Dr Shawn Bodden
- Research Associate (School of Geographical & Earth Sciences)
I am a geographer of political culture, which I understand as referring to the ongoing and ordinary practices, material resources and spaces people use to organise, justify and revise social life.
My research combines ethnomethodological studies of interaction with long-term and participatory ethnographic fieldwork to understand and, where possible, contribute to communities’ efforts to respond to social challenges and to build a more just, more tolerant society. My conceptual approach is particularly indebted to the thinking of the late Clive Barnett, and I see my research as contributing to his programme of research into the geographies of public reasoning. My interest in the ordinary dimensions of political and social life often leads me to look in unusual places, where political questions might be taken for granted or dismissed: I have accordingly conducted research on a diverse range of topics including Hungarian community spaces; conflicts (and convivialities) between humans and pigeons; evaluation in urban co-design projects; and the rationalities of rioters (how they work out what to do).

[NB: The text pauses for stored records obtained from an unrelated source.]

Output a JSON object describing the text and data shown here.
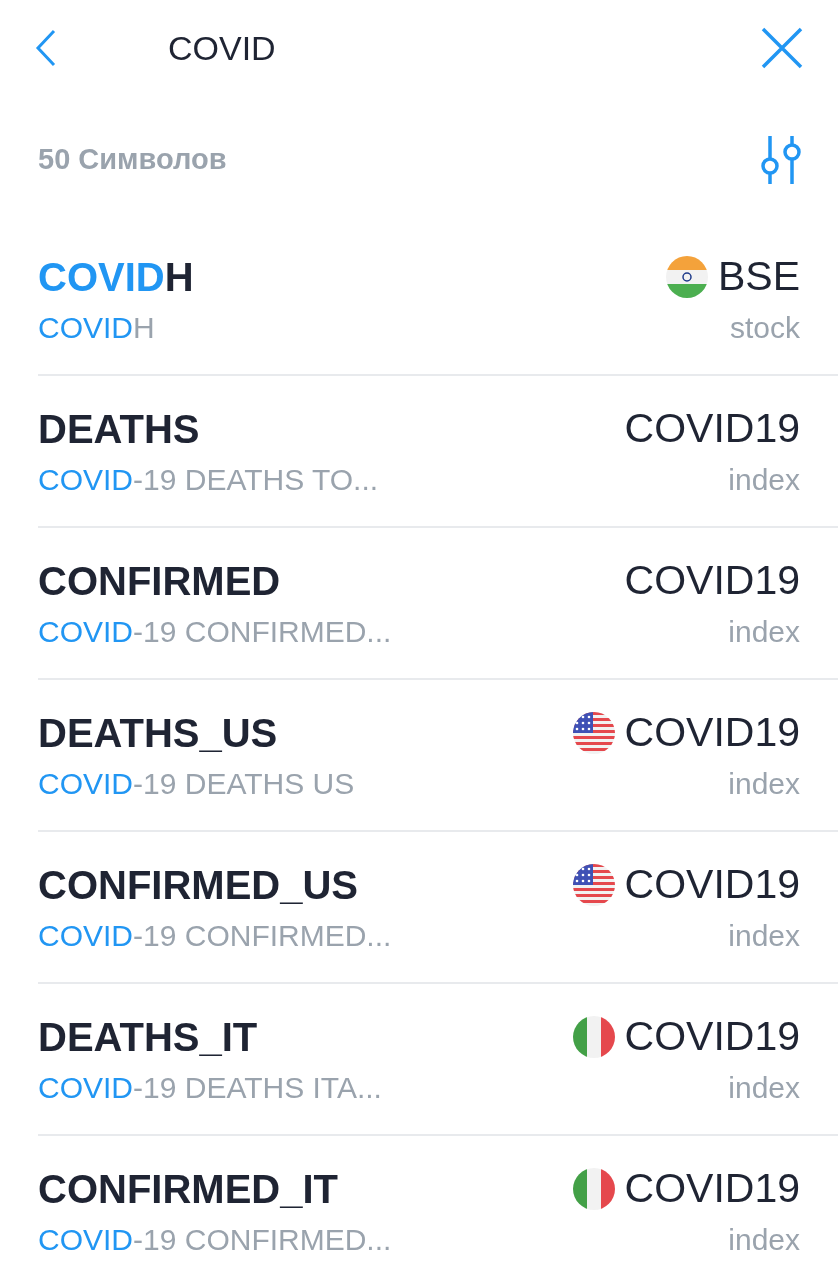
{
  "header": {
    "query": "COVID"
  },
  "results_count": "50 Символов",
  "rows": [
    {
      "symbol_match": "COVID",
      "symbol_rest": "H",
      "kind": "india",
      "exchange": "BSE",
      "description_match": "COVID",
      "description_rest": "H",
      "type": "stock"
    },
    {
      "symbol_match": "",
      "symbol_rest": "DEATHS",
      "kind": "plain",
      "exchange": "COVID19",
      "description_match": "COVID",
      "description_rest": "-19 DEATHS TO...",
      "type": "index"
    },
    {
      "symbol_match": "",
      "symbol_rest": "CONFIRMED",
      "kind": "plain",
      "exchange": "COVID19",
      "description_match": "COVID",
      "description_rest": "-19 CONFIRMED...",
      "type": "index"
    },
    {
      "symbol_match": "",
      "symbol_rest": "DEATHS_US",
      "kind": "us",
      "exchange": "COVID19",
      "description_match": "COVID",
      "description_rest": "-19 DEATHS US",
      "type": "index"
    },
    {
      "symbol_match": "",
      "symbol_rest": "CONFIRMED_US",
      "kind": "us",
      "exchange": "COVID19",
      "description_match": "COVID",
      "description_rest": "-19 CONFIRMED...",
      "type": "index"
    },
    {
      "symbol_match": "",
      "symbol_rest": "DEATHS_IT",
      "kind": "italy",
      "exchange": "COVID19",
      "description_match": "COVID",
      "description_rest": "-19 DEATHS ITA...",
      "type": "index"
    },
    {
      "symbol_match": "",
      "symbol_rest": "CONFIRMED_IT",
      "kind": "italy",
      "exchange": "COVID19",
      "description_match": "COVID",
      "description_rest": "-19 CONFIRMED...",
      "type": "index"
    }
  ]
}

In my current post at the University of Glasgow, I am junior researcher on the Living with SAD project. Our team is investigating the lived experiences of Seasonal Affective Disorder in Scotland and the ongoing struggle to gain recognition of this experience.

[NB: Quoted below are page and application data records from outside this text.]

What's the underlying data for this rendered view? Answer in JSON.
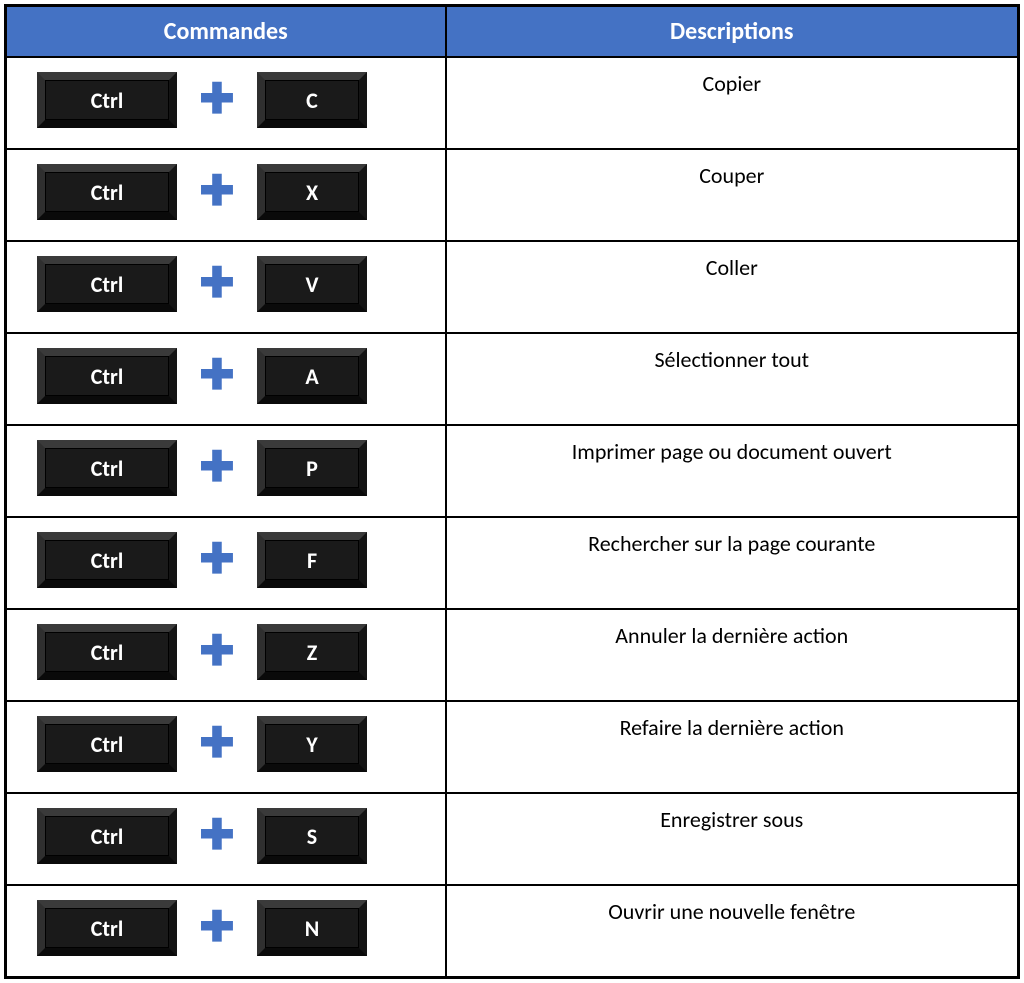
{
  "headers": {
    "commands": "Commandes",
    "descriptions": "Descriptions"
  },
  "plus_symbol": "✚",
  "rows": [
    {
      "key1": "Ctrl",
      "key2": "C",
      "desc": "Copier"
    },
    {
      "key1": "Ctrl",
      "key2": "X",
      "desc": "Couper"
    },
    {
      "key1": "Ctrl",
      "key2": "V",
      "desc": "Coller"
    },
    {
      "key1": "Ctrl",
      "key2": "A",
      "desc": "Sélectionner tout"
    },
    {
      "key1": "Ctrl",
      "key2": "P",
      "desc": "Imprimer page ou document ouvert"
    },
    {
      "key1": "Ctrl",
      "key2": "F",
      "desc": "Rechercher sur la page courante"
    },
    {
      "key1": "Ctrl",
      "key2": "Z",
      "desc": "Annuler la dernière action"
    },
    {
      "key1": "Ctrl",
      "key2": "Y",
      "desc": "Refaire la dernière action"
    },
    {
      "key1": "Ctrl",
      "key2": "S",
      "desc": "Enregistrer sous"
    },
    {
      "key1": "Ctrl",
      "key2": "N",
      "desc": "Ouvrir une nouvelle fenêtre"
    }
  ]
}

Building on interests that have developed over my previous research as well as my experience as a long-time volunteer at the Edinburgh Tool Library, I am developing a research project to investigate the experience of communities operating and using Tool Libraries and other Share-and-Repair initiatives. I am particularly interested in two questions that I see as eminently practical and philosophical: how do communities negotiate the meaning and worth of new cultural and political practices in their local contexts, and how do they learn from examples and experiences of other communities elsewhere?
Topics: political culture, community space, projects, practical reasoning, evaluation and justification, relationships with the environment, seasonality, Hungary and Central Europe, birds and ‘feral’ animals, illustration
Approaches: ethnography, ethnomethodology, interaction analysis, ordinary language philosophy, pragmatism
Please do get in touch if you find any mutual interests or curiosities!